### ABOUT THIS EXERCISE
An exact copy of every record is needed.

Data about app and page elements:

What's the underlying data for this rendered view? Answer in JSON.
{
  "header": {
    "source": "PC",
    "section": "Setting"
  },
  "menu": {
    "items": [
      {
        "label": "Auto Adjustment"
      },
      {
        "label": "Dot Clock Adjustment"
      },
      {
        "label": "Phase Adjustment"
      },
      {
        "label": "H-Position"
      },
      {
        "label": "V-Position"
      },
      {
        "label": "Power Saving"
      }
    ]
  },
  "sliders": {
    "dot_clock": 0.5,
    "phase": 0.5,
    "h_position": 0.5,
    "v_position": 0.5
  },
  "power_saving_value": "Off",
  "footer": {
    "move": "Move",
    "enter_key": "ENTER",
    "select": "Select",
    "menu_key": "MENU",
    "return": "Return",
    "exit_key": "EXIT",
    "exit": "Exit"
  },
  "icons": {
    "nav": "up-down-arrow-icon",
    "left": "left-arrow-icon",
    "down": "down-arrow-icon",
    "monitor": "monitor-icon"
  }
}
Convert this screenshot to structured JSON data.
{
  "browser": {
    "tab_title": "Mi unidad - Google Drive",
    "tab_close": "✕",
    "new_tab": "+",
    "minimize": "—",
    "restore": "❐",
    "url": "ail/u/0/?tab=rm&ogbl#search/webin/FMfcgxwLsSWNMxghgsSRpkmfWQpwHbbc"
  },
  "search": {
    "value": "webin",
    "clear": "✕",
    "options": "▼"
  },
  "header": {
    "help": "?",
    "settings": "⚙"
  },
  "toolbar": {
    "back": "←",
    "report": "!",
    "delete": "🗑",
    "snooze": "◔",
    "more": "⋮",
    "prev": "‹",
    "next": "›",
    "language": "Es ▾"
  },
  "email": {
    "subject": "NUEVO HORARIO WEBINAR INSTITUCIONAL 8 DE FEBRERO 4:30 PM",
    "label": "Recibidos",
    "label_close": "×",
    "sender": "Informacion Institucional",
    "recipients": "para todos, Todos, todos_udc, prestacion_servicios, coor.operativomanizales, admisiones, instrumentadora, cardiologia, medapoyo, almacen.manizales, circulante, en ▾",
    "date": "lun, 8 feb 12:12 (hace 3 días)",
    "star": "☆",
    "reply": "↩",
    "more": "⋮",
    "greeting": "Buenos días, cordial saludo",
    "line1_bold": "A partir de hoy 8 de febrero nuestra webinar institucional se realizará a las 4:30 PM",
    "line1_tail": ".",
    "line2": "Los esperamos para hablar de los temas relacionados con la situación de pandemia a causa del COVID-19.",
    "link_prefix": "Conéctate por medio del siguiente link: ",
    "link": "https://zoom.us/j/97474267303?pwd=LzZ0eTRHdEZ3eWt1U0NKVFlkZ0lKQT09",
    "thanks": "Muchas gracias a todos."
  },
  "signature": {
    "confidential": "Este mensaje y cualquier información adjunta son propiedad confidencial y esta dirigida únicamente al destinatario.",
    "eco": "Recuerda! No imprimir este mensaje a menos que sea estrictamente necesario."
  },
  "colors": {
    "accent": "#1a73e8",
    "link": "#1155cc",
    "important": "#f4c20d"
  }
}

### RESULT FOR THIS EXERCISE
What's the underlying data for this rendered view? Answer in JSON.
{
  "header": {
    "source": "PC",
    "section": "Setting"
  },
  "menu": {
    "items": [
      {
        "label": "Auto Adjustment"
      },
      {
        "label": "Dot Clock Adjustment"
      },
      {
        "label": "Phase Adjustment"
      },
      {
        "label": "H-Position"
      },
      {
        "label": "V-Position"
      },
      {
        "label": "Power Saving"
      }
    ]
  },
  "sliders": {
    "dot_clock": 0.5,
    "phase": 0.5,
    "h_position": 0.5,
    "v_position": 0.5
  },
  "power_saving_value": "Off",
  "footer": {
    "move": "Move",
    "enter_key": "ENTER",
    "select": "Select",
    "menu_key": "MENU",
    "return": "Return",
    "exit_key": "EXIT",
    "exit": "Exit"
  },
  "icons": {
    "nav": "up-down-arrow-icon",
    "left": "left-arrow-icon",
    "down": "down-arrow-icon",
    "monitor": "monitor-icon"
  }
}
Convert this screenshot to structured JSON data.
{
  "browser": {
    "tab_title": "Mi unidad - Google Drive",
    "tab_close": "✕",
    "new_tab": "+",
    "minimize": "—",
    "restore": "❐",
    "url": "ail/u/0/?tab=rm&ogbl#search/webin/FMfcgxwLsSWNMxghgsSRpkmfWQpwHbbc"
  },
  "search": {
    "value": "webin",
    "clear": "✕",
    "options": "▼"
  },
  "header": {
    "help": "?",
    "settings": "⚙"
  },
  "toolbar": {
    "back": "←",
    "report": "!",
    "delete": "🗑",
    "snooze": "◔",
    "more": "⋮",
    "prev": "‹",
    "next": "›",
    "language": "Es ▾"
  },
  "email": {
    "subject": "NUEVO HORARIO WEBINAR INSTITUCIONAL 8 DE FEBRERO 4:30 PM",
    "label": "Recibidos",
    "label_close": "×",
    "sender": "Informacion Institucional",
    "recipients": "para todos, Todos, todos_udc, prestacion_servicios, coor.operativomanizales, admisiones, instrumentadora, cardiologia, medapoyo, almacen.manizales, circulante, en ▾",
    "date": "lun, 8 feb 12:12 (hace 3 días)",
    "star": "☆",
    "reply": "↩",
    "more": "⋮",
    "greeting": "Buenos días, cordial saludo",
    "line1_bold": "A partir de hoy 8 de febrero nuestra webinar institucional se realizará a las 4:30 PM",
    "line1_tail": ".",
    "line2": "Los esperamos para hablar de los temas relacionados con la situación de pandemia a causa del COVID-19.",
    "link_prefix": "Conéctate por medio del siguiente link: ",
    "link": "https://zoom.us/j/97474267303?pwd=LzZ0eTRHdEZ3eWt1U0NKVFlkZ0lKQT09",
    "thanks": "Muchas gracias a todos."
  },
  "signature": {
    "confidential": "Este mensaje y cualquier información adjunta son propiedad confidencial y esta dirigida únicamente al destinatario.",
    "eco": "Recuerda! No imprimir este mensaje a menos que sea estrictamente necesario."
  },
  "colors": {
    "accent": "#1a73e8",
    "link": "#1155cc",
    "important": "#f4c20d"
  }
}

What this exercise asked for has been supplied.